At a town hall meeting with about 300 soldiers and airmen at the Kirkuk airbase, Gates was asked whether political turmoil might threaten plans to send more American troops home after Iraq's March elections. He said all indications are that Iraqi leaders were tired of war and wanted a unified country.
The secretary also said significant international sanctions would be levied if Iran continues with its current nuclear program, and added that all options, including military action, must stay on the table.
"I think that you are going to see some significant additional sanctions imposed by the international community," Gates said.

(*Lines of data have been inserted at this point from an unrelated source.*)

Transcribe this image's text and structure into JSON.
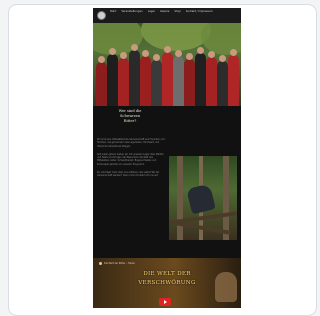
{
  "nav": {
    "logo_icon": "crest-logo-icon",
    "items": [
      {
        "label": "Start"
      },
      {
        "label": "Veranstaltungen"
      },
      {
        "label": "Lager"
      },
      {
        "label": "Galerie"
      },
      {
        "label": "Shop"
      },
      {
        "label": "Kontakt / Impressum"
      }
    ]
  },
  "hero": {
    "image": "group-photo-medieval-reenactors"
  },
  "intro": {
    "lines": [
      "Wer sind die",
      "Schwarzen",
      "Ritter?"
    ]
  },
  "body": {
    "paragraphs": [
      "Wir sind eine mittelalterliche Gemeinschaft aus Freunden und Familien, die gemeinsam das Lagerleben, Handwerk und ritterliche Kampfkunst pflegen.",
      "Seit vielen Jahren ziehen wir mit unserem Lager über Märkte und Feste und bringen den Besuchern die Welt des Mittelalters näher. Schwertkampf, Bogenschießen und Schauspiel gehören zu unserem Programm.",
      "Du möchtest mehr über uns erfahren oder selbst Teil der Gemeinschaft werden? Dann nimm Kontakt mit uns auf."
    ]
  },
  "knight_image": "knight-in-forest-photo",
  "banner": {
    "caption": "Die Welt der Ritter – Trailer",
    "title_line1": "DIE WELT DER",
    "title_line2": "VERSCHWÖRUNG",
    "play_icon": "play-icon",
    "accent": "#e02424"
  },
  "colors": {
    "page_bg": "#f3f4f6",
    "site_bg": "#111111",
    "title_gold": "#f2d27a"
  }
}
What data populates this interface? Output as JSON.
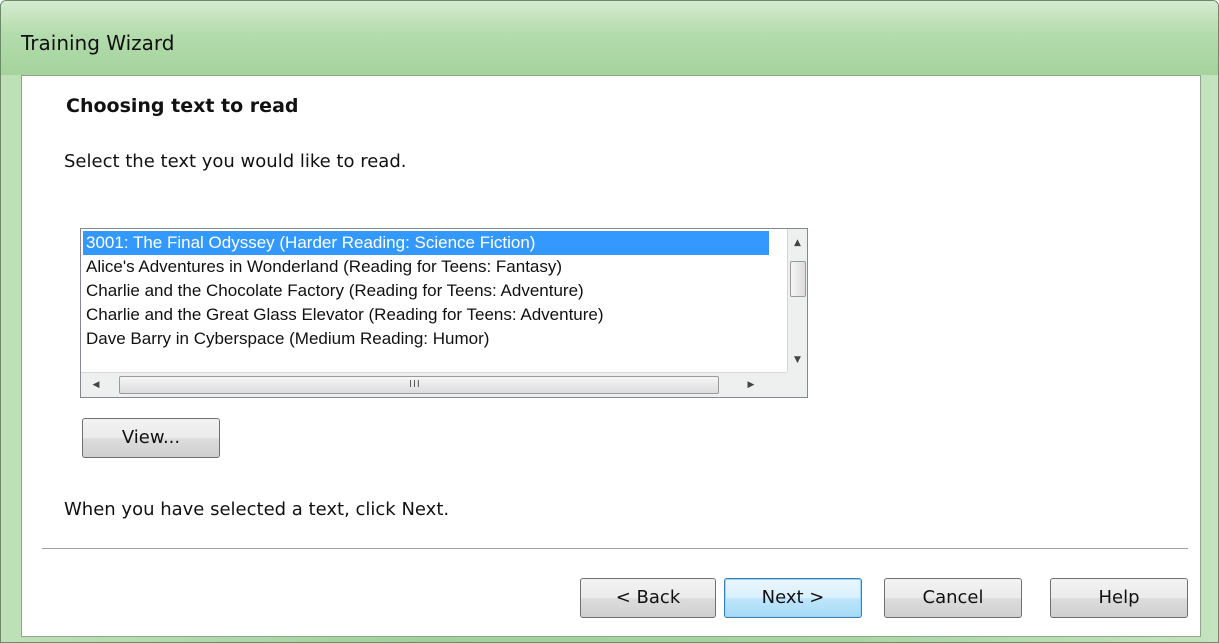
{
  "window": {
    "title": "Training Wizard"
  },
  "page": {
    "heading": "Choosing text to read",
    "instruction": "Select the text you would like to read.",
    "finish_hint": "When you have selected a text, click Next."
  },
  "text_list": {
    "selected_index": 0,
    "items": [
      "3001: The Final Odyssey (Harder Reading: Science Fiction)",
      "Alice's Adventures in Wonderland (Reading for Teens: Fantasy)",
      "Charlie and the Chocolate Factory (Reading for Teens: Adventure)",
      "Charlie and the Great Glass Elevator (Reading for Teens: Adventure)",
      "Dave Barry in Cyberspace (Medium Reading: Humor)"
    ],
    "scroll_up_glyph": "▲",
    "scroll_down_glyph": "▼",
    "scroll_left_glyph": "◀",
    "scroll_right_glyph": "▶",
    "hscroll_grip": "III"
  },
  "buttons": {
    "view": "View...",
    "back": "< Back",
    "next": "Next >",
    "cancel": "Cancel",
    "help": "Help"
  },
  "colors": {
    "selection": "#3399ff",
    "titlebar": "#a4d39c"
  }
}
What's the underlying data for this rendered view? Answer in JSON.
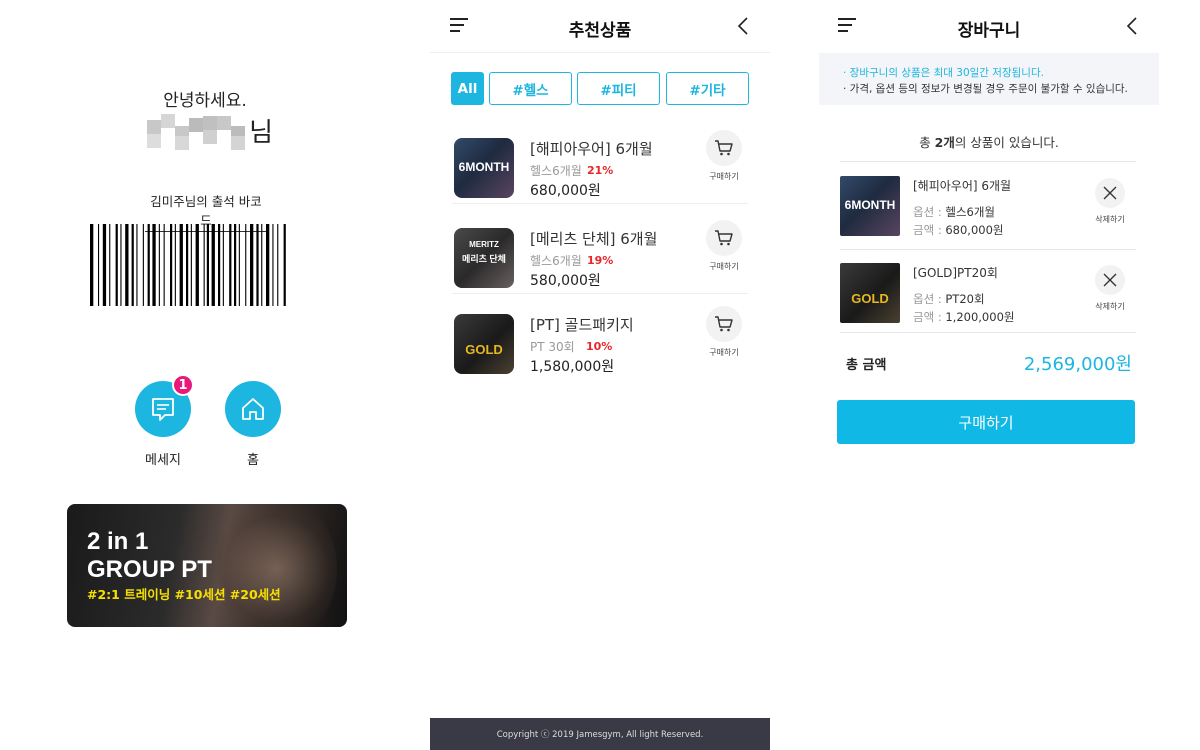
{
  "panel1": {
    "greeting": "안녕하세요.",
    "name_suffix": "님",
    "barcode_label": "김미주님의 출석 바코드",
    "quick": [
      {
        "label": "메세지",
        "badge": "1",
        "icon": "message-icon"
      },
      {
        "label": "홈",
        "icon": "home-icon"
      }
    ],
    "banner": {
      "line1": "2 in 1",
      "line2": "GROUP PT",
      "tags": "#2:1 트레이닝 #10세션 #20세션"
    }
  },
  "panel2": {
    "title": "추천상품",
    "chips": [
      {
        "label": "All",
        "active": true
      },
      {
        "label": "#헬스"
      },
      {
        "label": "#피티"
      },
      {
        "label": "#기타"
      }
    ],
    "products": [
      {
        "name": "[해피아우어] 6개월",
        "sub": "헬스6개월",
        "discount": "21%",
        "price": "680,000원",
        "cart_label": "구매하기",
        "thumb_text": "6MONTH"
      },
      {
        "name": "[메리츠 단체] 6개월",
        "sub": "헬스6개월",
        "discount": "19%",
        "price": "580,000원",
        "cart_label": "구매하기",
        "thumb_text": "메리츠 단체",
        "thumb_brand": "MERITZ"
      },
      {
        "name": "[PT] 골드패키지",
        "sub": "PT 30회",
        "discount": "10%",
        "price": "1,580,000원",
        "cart_label": "구매하기",
        "thumb_text": "GOLD"
      }
    ],
    "footer": "Copyright ⓒ 2019 Jamesgym, All light Reserved."
  },
  "panel3": {
    "title": "장바구니",
    "notice1": "· 장바구니의 상품은 최대 30일간 저장됩니다.",
    "notice2": "· 가격, 옵션 등의 정보가 변경될 경우 주문이 불가할 수 있습니다.",
    "count_prefix": "총 ",
    "count_value": "2개",
    "count_suffix": "의 상품이 있습니다.",
    "items": [
      {
        "name": "[해피아우어] 6개월",
        "opt_key": "옵션 :",
        "opt_val": "헬스6개월",
        "amt_key": "금액 :",
        "amt_val": "680,000원",
        "del_label": "삭제하기",
        "thumb_text": "6MONTH"
      },
      {
        "name": "[GOLD]PT20회",
        "opt_key": "옵션 :",
        "opt_val": "PT20회",
        "amt_key": "금액 :",
        "amt_val": "1,200,000원",
        "del_label": "삭제하기",
        "thumb_text": "GOLD"
      }
    ],
    "total_label": "총 금액",
    "total_value": "2,569,000원",
    "buy_label": "구매하기"
  },
  "colors": {
    "accent": "#1cb6e0",
    "badge": "#e8197a",
    "discount": "#e8262a"
  }
}
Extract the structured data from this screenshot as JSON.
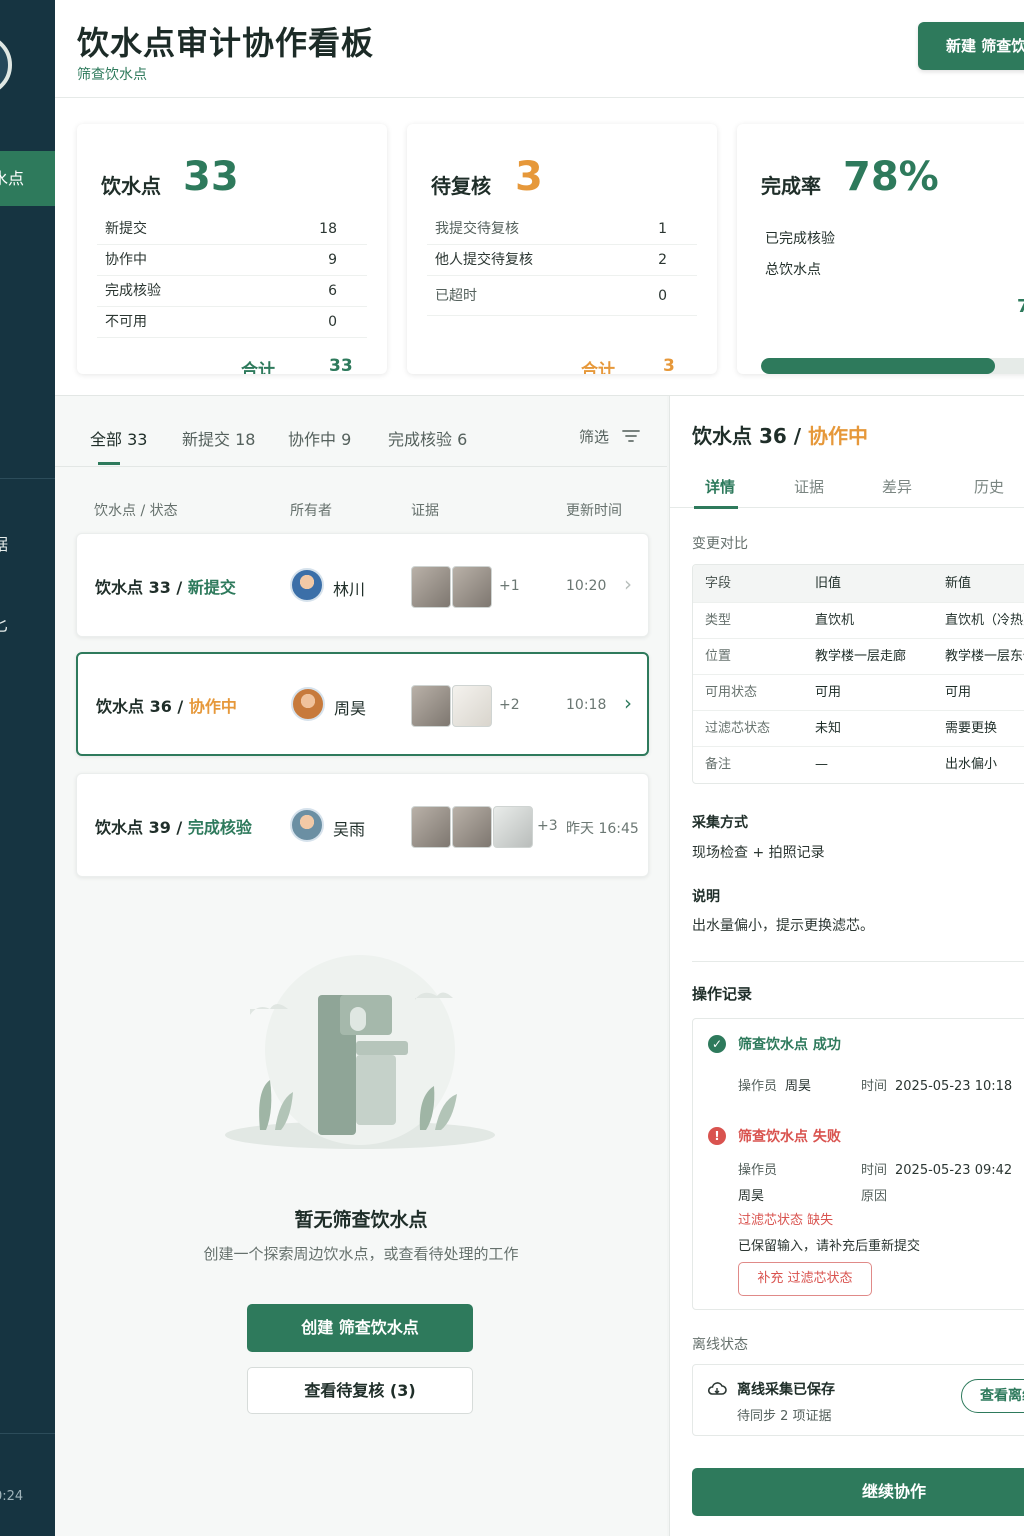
{
  "sidebar": {
    "active_label": "水点",
    "item_1_label": "据",
    "item_2_label": "匕",
    "time": "0:24"
  },
  "header": {
    "title": "饮水点审计协作看板",
    "subtitle": "筛查饮水点",
    "new_button": "新建 筛查饮水点"
  },
  "stats": {
    "card1": {
      "title": "饮水点",
      "value": "33",
      "rows": [
        {
          "label": "新提交",
          "value": "18"
        },
        {
          "label": "协作中",
          "value": "9"
        },
        {
          "label": "完成核验",
          "value": "6"
        },
        {
          "label": "不可用",
          "value": "0"
        }
      ],
      "sum_label": "合计",
      "sum_value": "33"
    },
    "card2": {
      "title": "待复核",
      "value": "3",
      "rows": [
        {
          "label": "我提交待复核",
          "value": "1"
        },
        {
          "label": "他人提交待复核",
          "value": "2"
        },
        {
          "label": "已超时",
          "value": "0"
        }
      ],
      "sum_label": "合计",
      "sum_value": "3"
    },
    "card3": {
      "title": "完成率",
      "value": "78%",
      "rows": [
        {
          "label": "已完成核验",
          "value": ""
        },
        {
          "label": "总饮水点",
          "value": ""
        }
      ],
      "extra": "7",
      "progress": 0.78
    }
  },
  "list": {
    "tabs": [
      "全部 33",
      "新提交 18",
      "协作中 9",
      "完成核验 6"
    ],
    "filter": "筛选",
    "columns": [
      "饮水点 / 状态",
      "所有者",
      "证据",
      "更新时间"
    ],
    "items": [
      {
        "name": "饮水点 33 / ",
        "status": "新提交",
        "owner": "林川",
        "more": "+1",
        "time": "10:20"
      },
      {
        "name": "饮水点 36 / ",
        "status": "协作中",
        "owner": "周昊",
        "more": "+2",
        "time": "10:18"
      },
      {
        "name": "饮水点 39 / ",
        "status": "完成核验",
        "owner": "吴雨",
        "more": "+3",
        "time": "昨天 16:45"
      }
    ],
    "empty_title": "暂无筛查饮水点",
    "empty_desc": "创建一个探索周边饮水点，或查看待处理的工作",
    "create_button": "创建 筛查饮水点",
    "review_button": "查看待复核 (3)"
  },
  "detail": {
    "title": "饮水点 36 / ",
    "status": "协作中",
    "tabs": [
      "详情",
      "证据",
      "差异",
      "历史"
    ],
    "compare_label": "变更对比",
    "compare_head": [
      "字段",
      "旧值",
      "新值"
    ],
    "compare_rows": [
      [
        "类型",
        "直饮机",
        "直饮机（冷热）"
      ],
      [
        "位置",
        "教学楼一层走廊",
        "教学楼一层东侧"
      ],
      [
        "可用状态",
        "可用",
        "可用"
      ],
      [
        "过滤芯状态",
        "未知",
        "需要更换"
      ],
      [
        "备注",
        "—",
        "出水偏小"
      ]
    ],
    "method_label": "采集方式",
    "method_value": "现场检查 + 拍照记录",
    "note_label": "说明",
    "note_value": "出水量偏小，提示更换滤芯。",
    "log_label": "操作记录",
    "log_success": {
      "title": "筛查饮水点 成功",
      "operator_label": "操作员",
      "operator": "周昊",
      "time_label": "时间",
      "time": "2025-05-23 10:18"
    },
    "log_fail": {
      "title": "筛查饮水点 失败",
      "operator_label": "操作员",
      "operator": "周昊",
      "time_label": "时间",
      "time": "2025-05-23 09:42",
      "reason_label": "原因",
      "error": "过滤芯状态 缺失",
      "hint": "已保留输入，请补充后重新提交",
      "retry_button": "补充 过滤芯状态"
    },
    "offline_label": "离线状态",
    "offline_title": "离线采集已保存",
    "offline_desc": "待同步 2 项证据",
    "offline_button": "查看离线",
    "continue_button": "继续协作"
  },
  "colors": {
    "brand": "#2e7a5c",
    "sidebar": "#163441",
    "warning": "#e6983a",
    "error": "#d9534f"
  }
}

He cautioned that "any military action would only buy some time, maybe two or three years."
Gates said Iran's provocations were bringing together the international community, including Russia and China, which have long been reluctant to punish Tehran but are now showing more willingness to confront the regime over its nuclear program. Iran insists its program is for civilian energy purposes.
The secretary also told troops that Afghanistan will be a "tough fight" but that the security situation would improve as more troops arrive.
Before departing Iraq Friday, Gates met with Massoud Barzani, president of the semi-autonomous region of Kurdistan in the area's capital, Irbil. Barzani recently lifted his objections to Iraq's elections law. U.S. officials say the political agreement is critical to keeping the U.S. troop withdrawal schedule on track.
Earlier, Gates met with Prime Minister Nouri al-Maliki in Baghdad for about 45 minutes. Gates expressed his condolences for a wave of bombings that have claimed 127 lives and rattled the country's government, and offered any assistance Iraq might need.
The bombings have raised tough questions for al-Maliki about the ability of Iraq's security forces ahead of next year's planned withdrawal of U.S. combat troops. The U.S. says it plans to keep the bulk of its 120,000 forces in Iraq through the March 7 elections, but plans to leave the country entirely by December 2011.
U.S. officials are nervous that following the nation's March elections Iraqi officials will drag their heels in forming a unified government, as they did in 2005 when insurgents tried to exploit the temporary leadership vaccuum and destabilize the government.
Associated Press Writer Maamoun Youssef in Cairo and Sinan Salaheddin and Chelsea J. Carter in Baghdad contributed to this report.